At least 14 people were killed and dozens more were injured after an explosion ripped through a St Petersburg metro station on Monday.
Video footage on social media showed terrified passengers attempting to help the wounded. A huge hole was created in the side of one carriage with mangled metal wreckage strewn around the platform.
"People were bleeding, their hair burned," one eyewitness told LifeNews.
"We were told to move to the exit, because the movement stopped.
"People just fled. My girlfriend was in the next car that exploded. She said that he began to shake. When she came out, she saw that people were mutilated."
Where did the explosion occur?
The St Petersburg metro press office said the blast was caused by a shrapnel-loaded explosive device, adding that all stations had been shut down after the incident. The city's airport was also closed.
According to local media reports, the explosion occurred near Sadovaya and Sennaya Ploshchad stations.
Initial reports said there were two explosions, but a Russian emergency services source later disputed this in an interview with local media.
The home-made explosive device was thought to be equivalent to 200 grams of TNT and was placed on the carriage.
Who is the suspect?
Authorities in Kyrgyzstan they believed the attack had been the work of a suicide bomber, and said the perpetrator was suspected to be a 22 year old Kyrgyzstan-born man who obtained Russian citizenship named Akbarzhon Jalilov.
A bearded man who appeared on CCTV footage and who Russian television stations initially claimed was the suspected attacker turned himself into the police, saying he was innocent, after seeing himself on television. Interfax news agency reported that the man has since been eliminated from inquiries.
Other CCTV images provided by police to Russian television channels and redistributed by Reuters, which purport to show Jalilov, show a young man in a red parka and carrying a rucksack walking through a metro station.
Eyewitness: 'A thundering clap, then smoke, then a strong smell'
"We were riding in the neighboring car, and at that time it was very crowded: all the seats were taken and many were standing," said one eyewitness.
"The explosion went off between stations. There was a thundering clap, followed by a strong smell smell and smoke. We all moved to the opposite end of the wagon, people jammed together and two women passed out.
"This all was happening while the train was still moving, it didn't stop. Everyone got out at Tenologicheskom Institute station.

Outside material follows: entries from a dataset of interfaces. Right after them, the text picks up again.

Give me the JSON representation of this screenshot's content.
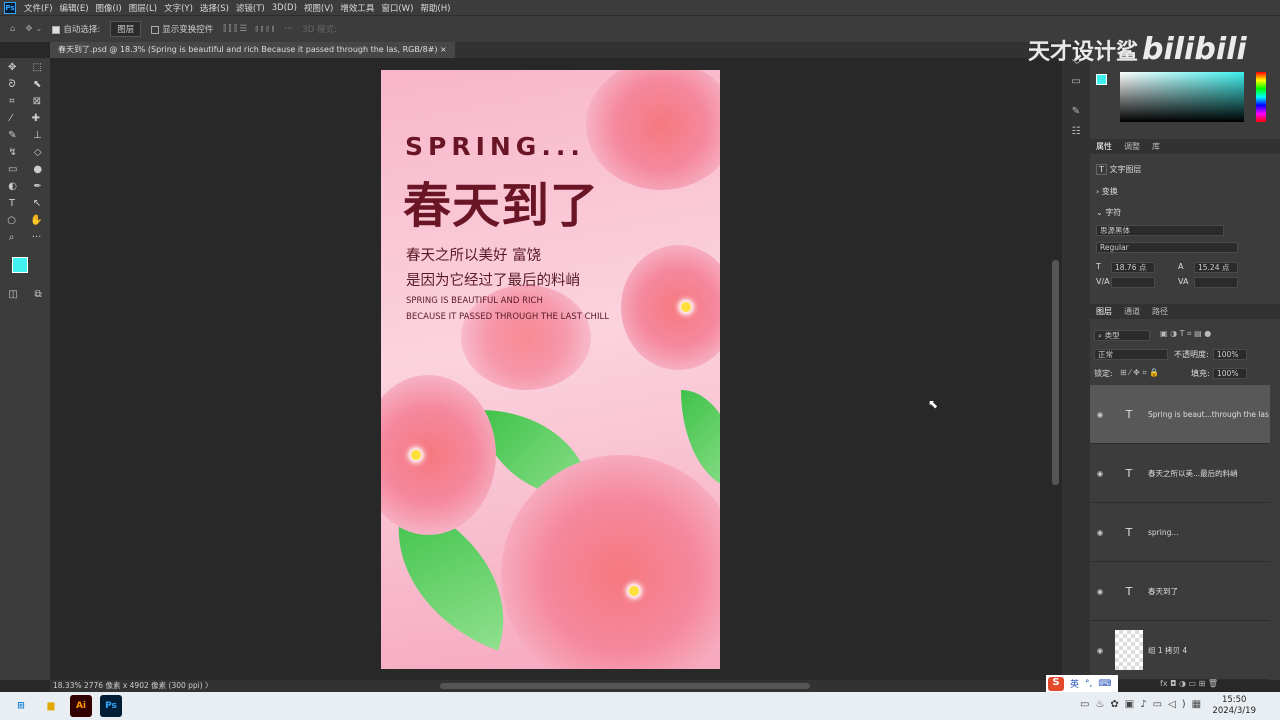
{
  "menu": [
    "文件(F)",
    "编辑(E)",
    "图像(I)",
    "图层(L)",
    "文字(Y)",
    "选择(S)",
    "滤镜(T)",
    "3D(D)",
    "视图(V)",
    "增效工具",
    "窗口(W)",
    "帮助(H)"
  ],
  "options": {
    "auto_select_label": "自动选择:",
    "auto_select_value": "图层",
    "show_transform_label": "显示变换控件",
    "mode_3d": "3D 模式:"
  },
  "tab": {
    "title": "春天到了.psd @ 18.3% (Spring is beautiful and rich  Because it passed through the las, RGB/8#)",
    "close": "×"
  },
  "poster": {
    "spring": "SPRING...",
    "title": "春天到了",
    "line1": "春天之所以美好 富饶",
    "line2": "是因为它经过了最后的料峭",
    "en1": "SPRING IS BEAUTIFUL AND RICH",
    "en2": "BECAUSE IT PASSED THROUGH THE LAST CHILL"
  },
  "watermark": {
    "text": "天才设计鲨",
    "logo": "bilibili"
  },
  "properties": {
    "tabs": [
      "属性",
      "调整",
      "库"
    ],
    "layer_type": "文字图层",
    "transform": "变换",
    "character": "字符",
    "font": "思源黑体",
    "style": "Regular",
    "size": "18.76 点",
    "leading": "15.24 点",
    "kerning_label": "V/A",
    "tracking_label": "VA"
  },
  "layers_panel": {
    "tabs": [
      "图层",
      "通道",
      "路径"
    ],
    "filter": "类型",
    "blend": "正常",
    "opacity_label": "不透明度:",
    "opacity": "100%",
    "lock_label": "锁定:",
    "fill_label": "填充:",
    "fill": "100%",
    "layers": [
      {
        "name": "Spring is beaut...through the las"
      },
      {
        "name": "春天之所以美...最后的料峭"
      },
      {
        "name": "spring..."
      },
      {
        "name": "春天到了"
      },
      {
        "name": "组 1 拷贝 4"
      }
    ]
  },
  "status": "18.33%  2776 像素 x 4902 像素 (300 ppi)  〉",
  "ime": {
    "lang": "英"
  },
  "clock": {
    "time": "15:50",
    "date": "2024/3/19"
  },
  "colors": {
    "foreground": "#3ff0ee",
    "accent": "#31a8ff"
  }
}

There, we saw that the neighboring wagon was shattered, the windows blown out, no light, blood."
Explosion was act of terror

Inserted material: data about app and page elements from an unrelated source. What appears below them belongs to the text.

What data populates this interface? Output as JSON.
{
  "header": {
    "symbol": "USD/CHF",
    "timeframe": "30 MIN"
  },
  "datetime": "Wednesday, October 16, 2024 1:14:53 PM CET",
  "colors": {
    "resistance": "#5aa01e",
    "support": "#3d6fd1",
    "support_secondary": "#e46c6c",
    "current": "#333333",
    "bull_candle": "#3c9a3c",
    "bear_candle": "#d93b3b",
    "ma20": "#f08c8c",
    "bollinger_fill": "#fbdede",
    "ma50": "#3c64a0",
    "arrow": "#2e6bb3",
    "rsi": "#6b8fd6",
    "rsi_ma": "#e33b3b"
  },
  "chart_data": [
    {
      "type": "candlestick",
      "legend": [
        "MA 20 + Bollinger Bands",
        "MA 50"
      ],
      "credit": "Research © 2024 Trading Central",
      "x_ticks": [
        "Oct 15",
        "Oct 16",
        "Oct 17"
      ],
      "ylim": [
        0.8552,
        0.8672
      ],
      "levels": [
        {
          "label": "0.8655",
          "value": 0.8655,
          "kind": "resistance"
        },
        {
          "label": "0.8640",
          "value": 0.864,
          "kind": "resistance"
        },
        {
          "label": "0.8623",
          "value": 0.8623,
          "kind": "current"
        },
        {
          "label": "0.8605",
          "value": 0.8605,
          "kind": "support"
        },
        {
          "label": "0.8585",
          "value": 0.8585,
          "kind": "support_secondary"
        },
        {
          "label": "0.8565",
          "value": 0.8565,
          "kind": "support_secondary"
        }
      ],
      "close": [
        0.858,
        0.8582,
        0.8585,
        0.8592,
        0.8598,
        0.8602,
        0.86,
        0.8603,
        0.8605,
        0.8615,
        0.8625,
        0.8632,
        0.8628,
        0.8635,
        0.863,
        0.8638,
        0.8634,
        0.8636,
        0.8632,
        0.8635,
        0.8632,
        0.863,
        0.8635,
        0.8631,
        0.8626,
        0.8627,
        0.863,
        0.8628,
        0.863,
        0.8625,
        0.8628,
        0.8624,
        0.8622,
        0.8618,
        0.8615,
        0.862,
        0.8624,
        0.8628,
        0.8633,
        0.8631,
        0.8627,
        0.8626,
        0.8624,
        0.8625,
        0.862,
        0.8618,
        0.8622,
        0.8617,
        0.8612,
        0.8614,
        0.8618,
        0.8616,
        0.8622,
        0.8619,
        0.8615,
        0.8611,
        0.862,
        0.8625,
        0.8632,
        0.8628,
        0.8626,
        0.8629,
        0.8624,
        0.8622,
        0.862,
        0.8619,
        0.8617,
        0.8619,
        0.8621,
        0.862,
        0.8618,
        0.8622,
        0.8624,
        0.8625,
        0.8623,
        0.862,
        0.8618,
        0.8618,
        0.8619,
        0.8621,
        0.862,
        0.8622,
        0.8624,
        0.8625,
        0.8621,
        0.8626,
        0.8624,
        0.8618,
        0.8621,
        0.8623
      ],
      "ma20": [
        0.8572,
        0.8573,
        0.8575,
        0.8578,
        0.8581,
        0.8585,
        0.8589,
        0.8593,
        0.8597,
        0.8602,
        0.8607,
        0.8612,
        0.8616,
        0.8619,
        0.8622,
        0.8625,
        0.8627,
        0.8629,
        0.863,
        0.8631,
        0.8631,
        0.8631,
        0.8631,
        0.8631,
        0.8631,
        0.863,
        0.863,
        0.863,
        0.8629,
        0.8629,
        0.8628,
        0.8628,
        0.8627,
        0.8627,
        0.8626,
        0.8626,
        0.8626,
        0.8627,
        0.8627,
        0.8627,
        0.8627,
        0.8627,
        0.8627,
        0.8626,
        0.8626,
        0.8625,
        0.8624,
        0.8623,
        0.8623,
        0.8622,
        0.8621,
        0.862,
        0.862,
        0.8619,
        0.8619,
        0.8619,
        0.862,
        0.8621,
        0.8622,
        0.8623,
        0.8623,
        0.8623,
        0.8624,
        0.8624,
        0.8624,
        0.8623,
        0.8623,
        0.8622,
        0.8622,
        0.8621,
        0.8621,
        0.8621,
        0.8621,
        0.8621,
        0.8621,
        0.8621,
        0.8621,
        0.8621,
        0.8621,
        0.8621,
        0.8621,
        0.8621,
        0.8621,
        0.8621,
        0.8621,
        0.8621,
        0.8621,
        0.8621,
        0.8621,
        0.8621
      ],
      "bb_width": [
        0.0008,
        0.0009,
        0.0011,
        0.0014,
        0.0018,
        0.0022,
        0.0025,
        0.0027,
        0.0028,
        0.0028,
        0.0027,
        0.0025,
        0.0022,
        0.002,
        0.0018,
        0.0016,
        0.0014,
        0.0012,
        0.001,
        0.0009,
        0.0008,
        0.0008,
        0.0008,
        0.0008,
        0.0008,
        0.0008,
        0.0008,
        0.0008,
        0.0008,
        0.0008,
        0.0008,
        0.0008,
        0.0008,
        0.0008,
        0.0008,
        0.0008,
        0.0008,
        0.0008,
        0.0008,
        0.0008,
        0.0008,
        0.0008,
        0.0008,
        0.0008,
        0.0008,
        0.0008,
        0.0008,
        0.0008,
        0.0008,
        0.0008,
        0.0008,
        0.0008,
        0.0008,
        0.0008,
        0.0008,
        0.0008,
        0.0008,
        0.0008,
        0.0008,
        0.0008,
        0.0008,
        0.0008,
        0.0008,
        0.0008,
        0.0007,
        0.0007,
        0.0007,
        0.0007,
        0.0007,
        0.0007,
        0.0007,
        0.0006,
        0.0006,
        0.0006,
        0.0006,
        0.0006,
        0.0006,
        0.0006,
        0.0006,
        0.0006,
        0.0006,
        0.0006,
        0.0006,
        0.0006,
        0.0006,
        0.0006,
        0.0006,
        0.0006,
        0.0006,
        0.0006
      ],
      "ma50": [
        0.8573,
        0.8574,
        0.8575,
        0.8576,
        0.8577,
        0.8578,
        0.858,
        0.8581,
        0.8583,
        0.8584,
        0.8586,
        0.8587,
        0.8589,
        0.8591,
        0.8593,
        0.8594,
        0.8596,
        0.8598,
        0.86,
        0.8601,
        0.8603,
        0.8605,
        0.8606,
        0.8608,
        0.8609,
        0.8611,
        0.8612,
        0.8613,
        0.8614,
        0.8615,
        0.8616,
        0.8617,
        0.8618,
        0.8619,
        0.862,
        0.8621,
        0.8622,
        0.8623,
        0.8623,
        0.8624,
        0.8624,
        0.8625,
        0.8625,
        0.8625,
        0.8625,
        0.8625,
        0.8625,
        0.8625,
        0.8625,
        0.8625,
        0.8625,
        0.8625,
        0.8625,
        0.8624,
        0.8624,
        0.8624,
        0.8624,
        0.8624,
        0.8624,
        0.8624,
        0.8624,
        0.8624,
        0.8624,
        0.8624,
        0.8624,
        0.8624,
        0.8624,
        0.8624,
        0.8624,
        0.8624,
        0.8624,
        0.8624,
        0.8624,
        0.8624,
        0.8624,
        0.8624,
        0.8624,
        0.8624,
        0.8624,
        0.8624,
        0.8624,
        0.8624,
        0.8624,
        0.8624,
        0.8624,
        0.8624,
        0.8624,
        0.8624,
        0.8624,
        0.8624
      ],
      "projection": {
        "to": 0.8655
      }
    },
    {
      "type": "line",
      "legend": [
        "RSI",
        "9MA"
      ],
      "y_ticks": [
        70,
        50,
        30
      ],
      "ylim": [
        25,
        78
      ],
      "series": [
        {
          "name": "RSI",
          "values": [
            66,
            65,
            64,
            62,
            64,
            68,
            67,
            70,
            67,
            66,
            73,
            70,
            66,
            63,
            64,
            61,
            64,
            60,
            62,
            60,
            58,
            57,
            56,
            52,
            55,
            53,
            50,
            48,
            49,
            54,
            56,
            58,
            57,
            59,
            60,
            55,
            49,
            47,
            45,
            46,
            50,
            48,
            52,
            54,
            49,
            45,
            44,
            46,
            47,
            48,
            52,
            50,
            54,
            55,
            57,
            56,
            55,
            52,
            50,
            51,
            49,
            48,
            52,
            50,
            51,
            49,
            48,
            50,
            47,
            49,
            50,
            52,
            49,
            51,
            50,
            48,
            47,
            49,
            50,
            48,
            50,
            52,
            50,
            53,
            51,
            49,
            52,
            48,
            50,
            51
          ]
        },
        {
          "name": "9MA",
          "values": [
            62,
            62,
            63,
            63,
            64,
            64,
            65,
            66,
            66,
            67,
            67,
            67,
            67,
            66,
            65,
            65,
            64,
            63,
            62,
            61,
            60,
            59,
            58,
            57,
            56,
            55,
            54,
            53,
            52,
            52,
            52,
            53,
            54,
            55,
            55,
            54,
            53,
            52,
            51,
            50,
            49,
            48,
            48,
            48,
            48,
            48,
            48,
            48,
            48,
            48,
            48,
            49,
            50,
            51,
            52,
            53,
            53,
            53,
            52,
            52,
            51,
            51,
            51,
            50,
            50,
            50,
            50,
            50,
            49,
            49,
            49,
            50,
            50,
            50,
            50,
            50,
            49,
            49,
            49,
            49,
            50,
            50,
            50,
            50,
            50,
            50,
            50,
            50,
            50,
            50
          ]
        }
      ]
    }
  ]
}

The Russian authorities have confirmed that the explosion was an act of terror.
It comes after Vladimir Putin, the Russian president, visited the site of the explosion and offered his condolences to the victims, adding that investigators viewed a "possible terror attack" as one of several reasons behind the incident.
Are terror attacks common in Russia?
Russia has been the target of attacks by Chechen militants in past years. Chechen rebel leaders have frequently threatened further attacks.
Monday’s attack was the deadliest outside the Caucasus since two suicide bombers killed 32 people in the southern city of Volgograd in December 2013.
Suicide bombers also targeted the Moscow Metro in 2010, when two female suicide bombers killed at least 38 people, and Moscow's Domodedovo international airport in 2011.
Over 330 people, half of them children, were killed in 2004 when police stormed a school in southern Russia after a hostage taking by Islamist militants.
In 2002, 120 hostages were killed when police stormed a Moscow theatre to end another hostage taking.